Other examples: One in every five boys go to the local cinema.                   

Rule 10.  When an uncountable noun is introduced with a quantifier or percentage, it attracts a singular verb. In the same vein, when a countable noun is introduced in percentage, it goes with a plural verb.

  • A quarter of the land is occupied by the aborigines.
  • Two cups of flour is enough for the cake.
  • Only ten percent of people in the world actually believe in self-actualization.
  • A two-third of the ECOMOG forces were involved.

Rule 11. When a modal auxiliary verb precedes a main verb, the verb maintains the base form.

  • The boy might come
  • He came in so that we could discuss the issue.
  • The matter should go to court.

Rule 12: Mandative Subjunctive: Mandative Subjunctive is used to express a demand, requirement, request, recommendation or suggestion. When it is used with either a the singular or the plural subject, the verb takes the base form:

  • I recommend he attend the seminar alone.
  • I pray she come early tomorrow.
  • The board suggests the chairman resign immediately.

Continue With the Mobile App | Available on Google Play

[Attributions and Licenses]

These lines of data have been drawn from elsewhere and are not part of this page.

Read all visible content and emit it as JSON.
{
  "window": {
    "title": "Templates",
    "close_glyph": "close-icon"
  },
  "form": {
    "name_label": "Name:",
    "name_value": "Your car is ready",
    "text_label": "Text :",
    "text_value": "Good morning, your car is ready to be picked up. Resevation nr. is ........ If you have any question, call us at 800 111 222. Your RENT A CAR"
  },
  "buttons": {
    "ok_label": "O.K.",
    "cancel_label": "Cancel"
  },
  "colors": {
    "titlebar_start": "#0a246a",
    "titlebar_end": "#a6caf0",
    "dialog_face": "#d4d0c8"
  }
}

This is a lesson from the tutorial, English Lexis and Structure and you are encouraged to log in or register, so that you can track your progress.

Log In

Share Thoughts